If punk was the movement in Seventies design, linking street culture through fashion, music and graphics, then it was balanced by the well-heeled Yuppie ideals of the Thatcherite Eighties – great for corporate identity buffs serving the City and retail designers boosting high street sales.
The big difference is that punk was as much about rebellion and youth as the Campaign for Nuclear Disarmament was, with its cool, jazz-loving followers in the Fifties, and the anti-war flower children of the Sixties hippie tribe. Yuppiedom, meanwhile, thrived on wealth and commercialism. It was the province of successful 20- and 30-somethings with a penchant for matt black and chrome rather than a younger, more eclectic crew.
Each in turn had a profound influence on design, particularly on fashion – black polo necks and ski pants; medieval velvets; Vivienne Westwood bondage trousers; and Armani-style power-dressing. But punk was arguably the most British, emanating from the streets of provincial cities as much as from the capital.
So what of the Nineties? If you can sum up a decade in a phrase, it has to be “pre-millennial”. We’ve gone through hardship and despair. We’ve seen caring by, among others, The Body Shop in its bid to highlight issues such as homelessness. It would be great if the days were numbered for the problem that helped put grunge fashion on the catwalks, a sadder statement than hippie/punk style.
The gay movement has had a big influence on design, from fashion to the street life of clubs, bars and cafÃ©s. And now we have official acceptance that the “pink pound” is stronger than most others, with even London tourism chiefs seeking to tempt West Coast gays to the capital.
We have New Labour and the return of the work ethic. Thankfully, it hasn’t revived the shoulder pad, but it hasn’t done much to inspire design, except to confirm a shift towards eating out. Political talk on design is dominated by the Millennium Dome and millennium projects. But we’ve yet to see really fresh creative ideas emerging for either, along with evidence that those administering millennium ventures have the passion to pull off something great.

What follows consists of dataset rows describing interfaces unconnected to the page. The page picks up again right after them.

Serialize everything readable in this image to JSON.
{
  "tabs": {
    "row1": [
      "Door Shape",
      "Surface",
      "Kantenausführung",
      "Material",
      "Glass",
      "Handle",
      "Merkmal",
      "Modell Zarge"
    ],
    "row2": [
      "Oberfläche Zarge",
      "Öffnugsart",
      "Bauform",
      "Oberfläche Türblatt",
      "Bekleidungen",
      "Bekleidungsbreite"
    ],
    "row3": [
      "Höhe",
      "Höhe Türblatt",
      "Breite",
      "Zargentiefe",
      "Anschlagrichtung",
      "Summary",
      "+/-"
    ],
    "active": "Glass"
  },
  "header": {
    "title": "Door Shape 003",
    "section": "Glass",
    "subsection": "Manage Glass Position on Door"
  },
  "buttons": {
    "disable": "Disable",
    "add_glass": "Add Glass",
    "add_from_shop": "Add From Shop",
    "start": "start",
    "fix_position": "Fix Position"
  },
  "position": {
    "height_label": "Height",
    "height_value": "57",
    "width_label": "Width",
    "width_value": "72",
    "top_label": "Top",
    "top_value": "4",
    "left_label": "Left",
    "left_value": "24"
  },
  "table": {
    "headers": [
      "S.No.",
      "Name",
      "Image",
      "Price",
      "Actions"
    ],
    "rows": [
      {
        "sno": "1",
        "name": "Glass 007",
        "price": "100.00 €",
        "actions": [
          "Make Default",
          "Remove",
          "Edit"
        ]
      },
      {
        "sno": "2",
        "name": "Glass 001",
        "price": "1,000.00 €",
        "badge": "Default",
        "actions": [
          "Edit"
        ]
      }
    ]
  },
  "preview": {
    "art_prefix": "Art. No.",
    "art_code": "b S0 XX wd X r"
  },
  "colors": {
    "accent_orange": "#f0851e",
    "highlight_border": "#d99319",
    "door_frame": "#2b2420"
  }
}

New media is throwing up some interesting work, but designers tend to take too much of a cue from clients, rather than seeking new forms of expression. To remember how it’s done, get down to the Royal Festival Hall to absorb the energy behind punk retrospective Destroy (see feature, page 17). Like any movement, punk was eventually eroded by pale imitations. But we can still learn from the boldness of the ideas of its original exponents.